Kazan is a feast of a city. Cold winters and hot summers, Muslim minarets and Orthodox monasteries, the ancient archeological sites and the science city of Innopolis, forest steppes, taiga and the Great Silk Road all mix in the cauldron that is the Tatar capital. The result of this melting pot is the self-sufficient and self-assured third capital of Russia that each year extends a warm welcome to a million guests who come here to experience all sorts of impressions and emotions.
Kazan 2018 | The Virgin Monastery of RaifaLocated 27 km (17 miles) west of KazanLocated 27 km (17 miles) west of Kazan
The Virgin Monastery of Raifa
7 am-9 pm
Located 27 km (17 miles) west of Kazan. Take highway M7 to the marked exit. Shuttle buses are available from Kazan and Zelenodolsk to the monastery.
The Baroque monastery complex was established in the seventeenth century on the shore of Lake Raifa, at the meeting point of three woodland zones - the southern taiga, the western temperate forest and the southern broadleaved woodland.
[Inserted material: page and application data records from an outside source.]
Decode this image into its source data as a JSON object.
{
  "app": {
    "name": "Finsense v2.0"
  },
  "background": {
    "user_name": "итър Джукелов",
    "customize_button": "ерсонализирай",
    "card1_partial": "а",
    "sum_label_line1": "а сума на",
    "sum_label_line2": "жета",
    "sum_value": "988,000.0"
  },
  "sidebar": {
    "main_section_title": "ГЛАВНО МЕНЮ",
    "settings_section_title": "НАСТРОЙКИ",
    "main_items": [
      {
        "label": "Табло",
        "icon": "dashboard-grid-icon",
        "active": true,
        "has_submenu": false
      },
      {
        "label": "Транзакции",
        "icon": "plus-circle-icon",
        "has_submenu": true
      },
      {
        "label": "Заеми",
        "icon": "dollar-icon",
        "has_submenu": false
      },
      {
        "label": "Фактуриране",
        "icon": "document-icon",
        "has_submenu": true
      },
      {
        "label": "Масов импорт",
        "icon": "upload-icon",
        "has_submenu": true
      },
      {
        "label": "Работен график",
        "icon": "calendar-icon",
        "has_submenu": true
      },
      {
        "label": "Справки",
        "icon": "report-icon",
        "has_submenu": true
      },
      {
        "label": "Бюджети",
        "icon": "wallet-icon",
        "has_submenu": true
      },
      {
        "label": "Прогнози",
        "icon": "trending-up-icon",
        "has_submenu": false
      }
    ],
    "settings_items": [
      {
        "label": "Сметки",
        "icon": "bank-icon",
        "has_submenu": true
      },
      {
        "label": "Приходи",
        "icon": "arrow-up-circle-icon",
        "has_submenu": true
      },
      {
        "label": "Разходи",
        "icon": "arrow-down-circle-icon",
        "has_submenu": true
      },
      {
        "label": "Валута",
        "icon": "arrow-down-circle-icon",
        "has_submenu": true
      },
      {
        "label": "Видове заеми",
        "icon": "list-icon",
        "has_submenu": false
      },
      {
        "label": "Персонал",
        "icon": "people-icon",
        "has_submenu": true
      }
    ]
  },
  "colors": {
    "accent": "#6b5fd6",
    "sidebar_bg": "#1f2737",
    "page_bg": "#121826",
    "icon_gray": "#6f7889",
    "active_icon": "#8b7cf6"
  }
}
This monastery is a shrine to the miraculous Georgian icon of the Mother of God.
The lands around Lake Raifa are the birthplace of Russian turpentine oil. Up until the end of the 1920s, Russia was unable to produce this indispensable product and imported it from France and the United States. It was believed that the Russian pines did not produce sap suitable for making turpentine and wood resin. It was not until 1924 that a group of scientists from Kazan discovered that the pines growing around Lake Raifa - Pinus sylvestris - produce lots of the highest-quality sap, with turpentine oil content of up to 35%.
This land is also famous for its silent frogs. Legend has it that once upon a time, the monastery’s founder Philaret, tired of the frogs’ constant croaking, implored: “Oh Lord! Let them live, but be silent!” And God heard the monk’s prayer and granted it. There is a Pilgrim House hotel with 25 rooms, a small cafe, a souvenir shop and paid parking with round-the-clock guards.